BEGIN Supplied data
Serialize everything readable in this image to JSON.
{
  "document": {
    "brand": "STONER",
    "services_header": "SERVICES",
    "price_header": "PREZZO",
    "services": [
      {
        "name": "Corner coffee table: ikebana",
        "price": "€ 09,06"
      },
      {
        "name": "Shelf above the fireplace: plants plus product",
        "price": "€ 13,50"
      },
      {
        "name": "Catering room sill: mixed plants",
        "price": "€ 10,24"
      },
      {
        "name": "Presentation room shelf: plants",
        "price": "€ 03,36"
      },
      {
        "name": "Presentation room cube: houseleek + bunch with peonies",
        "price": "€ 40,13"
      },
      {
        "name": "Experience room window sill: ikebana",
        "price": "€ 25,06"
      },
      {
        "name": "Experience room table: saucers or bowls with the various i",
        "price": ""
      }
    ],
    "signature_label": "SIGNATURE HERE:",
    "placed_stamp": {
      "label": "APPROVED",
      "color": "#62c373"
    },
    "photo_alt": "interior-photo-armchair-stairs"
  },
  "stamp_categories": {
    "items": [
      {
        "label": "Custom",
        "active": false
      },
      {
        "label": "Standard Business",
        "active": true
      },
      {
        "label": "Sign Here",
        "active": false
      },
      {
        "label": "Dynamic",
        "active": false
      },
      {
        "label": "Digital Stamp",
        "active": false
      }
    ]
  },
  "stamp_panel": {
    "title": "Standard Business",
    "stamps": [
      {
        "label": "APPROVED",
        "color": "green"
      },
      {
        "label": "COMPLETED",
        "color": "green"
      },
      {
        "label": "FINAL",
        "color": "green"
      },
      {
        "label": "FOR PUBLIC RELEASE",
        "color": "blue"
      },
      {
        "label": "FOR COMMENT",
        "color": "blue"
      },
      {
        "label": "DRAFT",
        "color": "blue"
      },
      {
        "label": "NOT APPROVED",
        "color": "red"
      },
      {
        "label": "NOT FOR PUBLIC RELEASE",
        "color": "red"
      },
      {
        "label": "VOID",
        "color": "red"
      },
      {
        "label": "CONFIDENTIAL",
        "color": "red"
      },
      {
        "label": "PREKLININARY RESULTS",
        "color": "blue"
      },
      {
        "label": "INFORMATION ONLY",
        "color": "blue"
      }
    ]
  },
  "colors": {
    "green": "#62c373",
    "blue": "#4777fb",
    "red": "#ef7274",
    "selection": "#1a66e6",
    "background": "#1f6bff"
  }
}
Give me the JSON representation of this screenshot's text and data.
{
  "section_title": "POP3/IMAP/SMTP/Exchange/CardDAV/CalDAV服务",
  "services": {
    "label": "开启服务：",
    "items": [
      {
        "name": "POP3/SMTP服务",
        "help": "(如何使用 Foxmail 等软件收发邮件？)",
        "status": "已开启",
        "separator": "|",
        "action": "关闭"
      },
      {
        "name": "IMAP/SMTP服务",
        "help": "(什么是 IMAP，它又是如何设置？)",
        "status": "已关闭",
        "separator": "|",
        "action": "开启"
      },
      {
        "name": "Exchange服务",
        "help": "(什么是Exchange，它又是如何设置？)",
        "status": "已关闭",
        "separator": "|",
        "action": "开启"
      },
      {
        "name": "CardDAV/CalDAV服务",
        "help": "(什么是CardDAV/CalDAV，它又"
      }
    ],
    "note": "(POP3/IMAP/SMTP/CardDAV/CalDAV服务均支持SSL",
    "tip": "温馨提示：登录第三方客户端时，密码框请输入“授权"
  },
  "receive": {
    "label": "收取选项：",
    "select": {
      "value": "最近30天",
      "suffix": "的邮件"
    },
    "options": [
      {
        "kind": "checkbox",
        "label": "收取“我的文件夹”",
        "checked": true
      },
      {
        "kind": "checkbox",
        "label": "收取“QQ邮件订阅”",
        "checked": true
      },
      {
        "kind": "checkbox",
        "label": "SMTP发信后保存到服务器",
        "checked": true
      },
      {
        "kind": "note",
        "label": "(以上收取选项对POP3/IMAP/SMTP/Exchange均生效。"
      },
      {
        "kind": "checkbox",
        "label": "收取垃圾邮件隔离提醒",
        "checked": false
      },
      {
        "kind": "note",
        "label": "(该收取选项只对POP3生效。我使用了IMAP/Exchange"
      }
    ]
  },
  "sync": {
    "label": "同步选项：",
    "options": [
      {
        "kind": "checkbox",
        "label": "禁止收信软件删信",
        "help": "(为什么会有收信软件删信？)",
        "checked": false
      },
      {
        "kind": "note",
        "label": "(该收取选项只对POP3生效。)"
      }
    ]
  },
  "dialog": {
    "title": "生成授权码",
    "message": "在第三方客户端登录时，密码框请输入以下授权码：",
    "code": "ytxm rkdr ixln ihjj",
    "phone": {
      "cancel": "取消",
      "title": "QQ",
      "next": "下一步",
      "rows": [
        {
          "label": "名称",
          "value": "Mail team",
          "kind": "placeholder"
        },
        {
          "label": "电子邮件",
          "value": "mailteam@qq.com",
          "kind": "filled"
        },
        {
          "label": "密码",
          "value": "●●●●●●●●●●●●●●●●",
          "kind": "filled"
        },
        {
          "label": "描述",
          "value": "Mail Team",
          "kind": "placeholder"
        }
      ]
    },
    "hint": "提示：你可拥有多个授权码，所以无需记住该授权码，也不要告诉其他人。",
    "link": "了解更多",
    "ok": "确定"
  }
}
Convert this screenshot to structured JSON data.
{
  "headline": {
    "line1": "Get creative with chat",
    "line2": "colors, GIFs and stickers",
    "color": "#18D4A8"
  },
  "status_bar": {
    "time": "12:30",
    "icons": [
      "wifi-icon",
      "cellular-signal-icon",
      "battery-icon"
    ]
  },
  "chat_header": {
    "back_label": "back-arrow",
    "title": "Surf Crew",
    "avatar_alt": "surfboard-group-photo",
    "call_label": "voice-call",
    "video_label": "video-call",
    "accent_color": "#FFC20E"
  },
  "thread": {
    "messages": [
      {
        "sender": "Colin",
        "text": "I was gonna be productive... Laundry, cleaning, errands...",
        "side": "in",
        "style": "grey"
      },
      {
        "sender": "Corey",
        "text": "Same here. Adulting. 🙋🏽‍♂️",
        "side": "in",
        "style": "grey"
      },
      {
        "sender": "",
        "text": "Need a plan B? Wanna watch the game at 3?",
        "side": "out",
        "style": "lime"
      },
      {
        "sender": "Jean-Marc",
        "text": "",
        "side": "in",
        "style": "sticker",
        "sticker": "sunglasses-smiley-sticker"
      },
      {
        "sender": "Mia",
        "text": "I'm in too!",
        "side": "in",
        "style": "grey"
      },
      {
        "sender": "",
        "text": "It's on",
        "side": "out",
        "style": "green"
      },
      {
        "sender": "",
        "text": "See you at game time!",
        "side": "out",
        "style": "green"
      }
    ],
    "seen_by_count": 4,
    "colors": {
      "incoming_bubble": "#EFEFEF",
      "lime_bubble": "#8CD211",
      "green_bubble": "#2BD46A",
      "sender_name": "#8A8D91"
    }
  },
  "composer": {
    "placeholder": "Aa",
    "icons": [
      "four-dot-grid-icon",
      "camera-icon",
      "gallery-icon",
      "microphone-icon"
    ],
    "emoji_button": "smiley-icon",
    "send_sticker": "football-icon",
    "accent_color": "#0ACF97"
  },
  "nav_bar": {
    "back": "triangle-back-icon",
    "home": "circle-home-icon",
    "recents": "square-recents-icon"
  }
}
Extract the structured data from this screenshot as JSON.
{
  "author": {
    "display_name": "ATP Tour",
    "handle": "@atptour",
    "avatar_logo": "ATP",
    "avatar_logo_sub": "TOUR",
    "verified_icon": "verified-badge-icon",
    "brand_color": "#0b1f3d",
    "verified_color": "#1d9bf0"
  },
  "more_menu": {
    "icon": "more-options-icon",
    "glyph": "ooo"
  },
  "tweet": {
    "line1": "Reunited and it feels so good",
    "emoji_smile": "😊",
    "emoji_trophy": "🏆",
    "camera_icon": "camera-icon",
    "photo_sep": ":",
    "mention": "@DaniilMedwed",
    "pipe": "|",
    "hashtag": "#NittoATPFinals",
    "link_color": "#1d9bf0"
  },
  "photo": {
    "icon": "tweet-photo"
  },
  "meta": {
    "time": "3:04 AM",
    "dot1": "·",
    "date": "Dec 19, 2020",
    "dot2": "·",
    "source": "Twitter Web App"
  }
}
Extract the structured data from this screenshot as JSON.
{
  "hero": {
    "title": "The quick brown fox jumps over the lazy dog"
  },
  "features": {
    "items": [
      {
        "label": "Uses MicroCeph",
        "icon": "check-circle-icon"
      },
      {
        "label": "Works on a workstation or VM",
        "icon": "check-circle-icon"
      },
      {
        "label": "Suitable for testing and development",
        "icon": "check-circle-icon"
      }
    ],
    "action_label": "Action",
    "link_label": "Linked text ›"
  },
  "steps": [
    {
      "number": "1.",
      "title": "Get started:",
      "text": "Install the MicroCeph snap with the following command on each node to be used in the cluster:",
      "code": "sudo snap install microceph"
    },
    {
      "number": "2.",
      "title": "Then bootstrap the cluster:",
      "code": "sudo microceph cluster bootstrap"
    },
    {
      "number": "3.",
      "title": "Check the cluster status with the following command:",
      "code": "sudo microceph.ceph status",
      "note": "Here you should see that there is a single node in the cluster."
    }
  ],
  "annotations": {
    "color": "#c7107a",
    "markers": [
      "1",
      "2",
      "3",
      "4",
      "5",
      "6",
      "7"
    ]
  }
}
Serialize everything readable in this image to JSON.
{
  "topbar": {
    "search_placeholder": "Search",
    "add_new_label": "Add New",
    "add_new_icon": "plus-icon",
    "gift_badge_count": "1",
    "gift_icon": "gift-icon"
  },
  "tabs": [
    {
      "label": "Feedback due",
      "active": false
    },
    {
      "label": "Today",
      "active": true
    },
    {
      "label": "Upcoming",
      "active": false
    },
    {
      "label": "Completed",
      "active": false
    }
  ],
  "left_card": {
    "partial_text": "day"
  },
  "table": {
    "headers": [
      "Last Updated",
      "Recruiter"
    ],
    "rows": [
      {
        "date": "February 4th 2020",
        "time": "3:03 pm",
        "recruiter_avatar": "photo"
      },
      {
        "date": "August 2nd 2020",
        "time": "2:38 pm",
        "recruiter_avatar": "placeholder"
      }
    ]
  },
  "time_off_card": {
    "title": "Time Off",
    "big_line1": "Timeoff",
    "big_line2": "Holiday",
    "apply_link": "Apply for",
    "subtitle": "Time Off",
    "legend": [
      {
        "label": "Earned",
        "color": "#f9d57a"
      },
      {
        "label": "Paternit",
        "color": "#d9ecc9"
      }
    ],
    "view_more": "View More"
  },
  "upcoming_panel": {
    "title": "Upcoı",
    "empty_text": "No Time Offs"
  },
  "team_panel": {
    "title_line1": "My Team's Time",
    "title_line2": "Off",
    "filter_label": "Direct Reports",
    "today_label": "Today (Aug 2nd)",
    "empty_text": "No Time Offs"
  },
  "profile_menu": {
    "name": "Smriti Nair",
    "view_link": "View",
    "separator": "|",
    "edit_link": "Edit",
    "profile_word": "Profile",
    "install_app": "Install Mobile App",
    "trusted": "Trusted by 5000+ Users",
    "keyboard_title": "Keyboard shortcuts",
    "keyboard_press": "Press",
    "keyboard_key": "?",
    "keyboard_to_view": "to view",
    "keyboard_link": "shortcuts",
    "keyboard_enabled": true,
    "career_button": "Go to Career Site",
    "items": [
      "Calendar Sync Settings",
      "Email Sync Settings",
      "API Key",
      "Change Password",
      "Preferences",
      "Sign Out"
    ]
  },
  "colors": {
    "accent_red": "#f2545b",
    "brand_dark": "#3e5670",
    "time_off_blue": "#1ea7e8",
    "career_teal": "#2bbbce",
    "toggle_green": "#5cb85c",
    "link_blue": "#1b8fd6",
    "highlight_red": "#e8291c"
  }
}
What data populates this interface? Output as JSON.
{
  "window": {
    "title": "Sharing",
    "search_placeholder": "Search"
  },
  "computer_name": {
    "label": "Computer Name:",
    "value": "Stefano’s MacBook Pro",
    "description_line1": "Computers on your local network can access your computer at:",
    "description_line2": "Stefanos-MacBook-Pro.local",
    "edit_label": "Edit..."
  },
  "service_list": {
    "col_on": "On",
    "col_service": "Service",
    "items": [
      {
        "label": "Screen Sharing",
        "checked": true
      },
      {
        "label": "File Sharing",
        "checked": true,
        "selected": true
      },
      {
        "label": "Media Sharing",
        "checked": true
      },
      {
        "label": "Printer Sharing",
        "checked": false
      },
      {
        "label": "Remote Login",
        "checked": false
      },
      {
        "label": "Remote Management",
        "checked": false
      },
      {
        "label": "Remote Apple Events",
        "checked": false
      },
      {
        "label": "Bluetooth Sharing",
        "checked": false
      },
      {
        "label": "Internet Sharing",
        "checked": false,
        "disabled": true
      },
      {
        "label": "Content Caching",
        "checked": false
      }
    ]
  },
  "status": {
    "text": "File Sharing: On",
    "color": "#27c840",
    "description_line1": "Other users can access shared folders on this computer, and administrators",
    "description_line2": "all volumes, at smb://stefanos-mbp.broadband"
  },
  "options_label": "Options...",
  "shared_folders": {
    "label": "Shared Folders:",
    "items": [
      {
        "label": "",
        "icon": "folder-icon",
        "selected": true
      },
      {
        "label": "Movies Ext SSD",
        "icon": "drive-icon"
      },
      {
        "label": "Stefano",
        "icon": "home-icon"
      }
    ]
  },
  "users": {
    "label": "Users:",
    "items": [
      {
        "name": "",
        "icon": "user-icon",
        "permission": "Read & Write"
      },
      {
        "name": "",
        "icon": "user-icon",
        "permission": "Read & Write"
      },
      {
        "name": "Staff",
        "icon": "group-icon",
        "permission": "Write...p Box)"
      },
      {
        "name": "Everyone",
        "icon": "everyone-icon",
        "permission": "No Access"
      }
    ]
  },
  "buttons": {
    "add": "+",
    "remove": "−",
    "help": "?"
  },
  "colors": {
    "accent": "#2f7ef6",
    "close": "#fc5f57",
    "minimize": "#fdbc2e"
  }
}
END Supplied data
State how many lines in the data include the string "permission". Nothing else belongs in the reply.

### Response to this task
4